I may not be a really big fan of Halloween, but I am head over heels for Christmas. In my childhood years, Christmas was not the happiest of times. It usually meant unemployment for my father, a carpenter by trade in New England where outdoor work came to a halt in late November, resulting in lean times until spring came around. In spite of that, I never lost my optimism that Santa Claus was out there somewhere trying to find me.


In later years, raising my own family, I threw myself into Christmas wholeheartedly, maybe trying to make up for the first two and a half decades of my life. As long as carols were playing in stores and Christmas displays were up, there was no such thing as too early. It became our family tradition to go in search of the perfect Christmas tree on the day after Thanksgiving. To this day, I watch every sappy Christmas movie on television, no matter that I’ve probably seen them before, and bought my own DVD of the Alistair Sim version of Scrooge.


 So, I fit right into the holiday spirit here at MAC. We no sooner strip the Physick House and surrounding grounds of Halloween decorations than we start decking the halls for Christmas. We stretch the season to seven weeks, beginning the week before Thanksgiving on what we call Holiday Preview Weekend.


There’s something about Christmas in Cape May, in general, that just resonates with that elf inside of me. What better place for a Christmas fanatic than a Victorian village? It suits my holiday style, as well: You won’t find cutouts of Mickey in a Santa hat or blow-up snowmen gracing the lawns of a B&B along Columbia Avenue. Instead, these wonderful old properties are decked with miles of evergreen garland, twinkling white lights, and brilliant red bows. The town looks like it belongs in a snow globe, waiting for a giant hand to set the flakes whirling.

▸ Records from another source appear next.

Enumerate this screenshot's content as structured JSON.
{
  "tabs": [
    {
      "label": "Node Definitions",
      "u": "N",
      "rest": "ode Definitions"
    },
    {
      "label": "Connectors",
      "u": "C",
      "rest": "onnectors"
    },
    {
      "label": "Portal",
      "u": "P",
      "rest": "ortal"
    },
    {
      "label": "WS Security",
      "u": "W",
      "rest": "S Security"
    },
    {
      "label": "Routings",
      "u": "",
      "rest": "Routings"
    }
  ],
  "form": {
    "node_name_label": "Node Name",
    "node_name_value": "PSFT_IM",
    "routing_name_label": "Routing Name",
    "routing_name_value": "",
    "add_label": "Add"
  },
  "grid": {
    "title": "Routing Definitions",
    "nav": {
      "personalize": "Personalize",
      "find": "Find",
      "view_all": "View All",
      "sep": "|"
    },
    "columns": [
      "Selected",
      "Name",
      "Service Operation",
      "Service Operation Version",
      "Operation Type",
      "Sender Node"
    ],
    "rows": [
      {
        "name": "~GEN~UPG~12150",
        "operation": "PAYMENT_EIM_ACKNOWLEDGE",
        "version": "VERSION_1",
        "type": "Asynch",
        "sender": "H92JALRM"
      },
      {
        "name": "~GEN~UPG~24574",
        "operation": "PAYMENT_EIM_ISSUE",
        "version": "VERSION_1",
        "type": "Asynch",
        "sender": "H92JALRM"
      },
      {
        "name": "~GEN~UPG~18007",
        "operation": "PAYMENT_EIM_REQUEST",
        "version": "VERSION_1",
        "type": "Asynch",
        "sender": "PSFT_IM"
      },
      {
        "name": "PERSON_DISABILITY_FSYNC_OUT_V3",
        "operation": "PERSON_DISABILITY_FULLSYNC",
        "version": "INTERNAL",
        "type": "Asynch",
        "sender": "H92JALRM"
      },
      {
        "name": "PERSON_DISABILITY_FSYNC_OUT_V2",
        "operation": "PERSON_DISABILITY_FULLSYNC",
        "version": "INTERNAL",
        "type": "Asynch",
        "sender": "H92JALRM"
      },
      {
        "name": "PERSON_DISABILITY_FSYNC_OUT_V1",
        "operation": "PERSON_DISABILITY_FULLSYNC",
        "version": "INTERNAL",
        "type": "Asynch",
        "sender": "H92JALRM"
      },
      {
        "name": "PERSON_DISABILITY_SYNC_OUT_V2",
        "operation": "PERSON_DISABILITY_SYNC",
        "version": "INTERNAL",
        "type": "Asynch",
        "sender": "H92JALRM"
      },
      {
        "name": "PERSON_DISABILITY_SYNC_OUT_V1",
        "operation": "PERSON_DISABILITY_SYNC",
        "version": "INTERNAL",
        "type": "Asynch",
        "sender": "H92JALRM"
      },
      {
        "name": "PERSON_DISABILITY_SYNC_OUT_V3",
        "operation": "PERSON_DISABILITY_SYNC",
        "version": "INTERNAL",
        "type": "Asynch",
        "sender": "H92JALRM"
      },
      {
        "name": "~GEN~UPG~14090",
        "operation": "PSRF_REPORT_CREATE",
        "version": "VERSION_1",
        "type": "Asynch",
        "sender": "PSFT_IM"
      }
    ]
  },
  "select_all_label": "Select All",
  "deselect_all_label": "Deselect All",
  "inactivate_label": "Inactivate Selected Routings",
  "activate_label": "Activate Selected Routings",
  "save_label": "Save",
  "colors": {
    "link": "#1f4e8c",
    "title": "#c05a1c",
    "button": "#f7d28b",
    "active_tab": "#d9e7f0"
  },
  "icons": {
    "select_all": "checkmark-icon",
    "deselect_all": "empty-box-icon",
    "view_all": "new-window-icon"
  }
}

Holiday Preview Weekend marks the opening of our “Old-Fashioned Christmas” exhibit in the Carriage House Gallery. This is always especially gratifying to me, as it reflects my inspiration of a huge Christmas tree, as seen from below. Beneath the tree, we have two levels of houses, shops, people, and dozens of other accessories from a Dept. 56 Dickens Village collection, graciously donated to MAC by Ernie and Betsy Heegard.


It started with a cedar log I dragged out of the woods behind my house and grew from there. We draped evergreen garland until it looked like a tree, added plenty of colorful LED lights and an over-abundance of ornaments and the result -- with well over 200 pieces below it -- houses, churches, train stations and so much more – is simply breathtaking.


This is the eighth year we’ve done this. I explain the repetition of doing it by comparing it to childbirth: once you see how beautiful it is, you forget the pain it caused, and you even willingly do it again. Each year, we add more to it. It began with the tree and the Dept. 56 Dicken Village. We added more “stuff” to the walls every year. One year, we constructed a Christmas tree on the wall that we use to raise money for the Coast Guard Stocking Drive. That project, the tree, that is, actually started with my cat, who “deconstructed” an artificial tree I had up in the loft area of my home. No longer useful in its original capacity, I kept looking at it, thinking I could surely use it for something.


We have old family photos, contributed by our staff, which are wonderful to look at and stir memories among all our visitors. We have a tribute to Dickens, with quotes from my favorite rendition of “A Christmas Carol.” And more. In the true Victorian spirit of more is better, we believe in excess at Christmas time.  Please come see it. I’ll be the one hovering over it like a mother hen, along with Barbara Hubmaster, my trusted accomplice, without whom this wouldn’t be possible. We enjoy listening all the “wow” comments from visitors and it’s rewarding to know we’ve added something bright and beautiful to their holidays.  This year, I also turned over the major responsibilities for this project to my son, because I’m of an age where perching on a 10-foot ladder has lost its thrill. So, David will carry on the torch and the Old-Fashioned Christmas won’t retire just because I did.


So, now the holidays begin in earnest. House tours and trolley tours, a chance to eat cookies and drink hot chocolate and wassail, not to mention other fun and tasty food and wine events. All this designed to remind you that Christmas is still an old-fashioned wonderland, without overcrowded malls of grumpy people, right here in Cape May. Shop for one-of-a-kind gifts, not “as seen on TV,” take a trolley tour, relax and come back to the Christmas you remember.


-- Jean Barraclough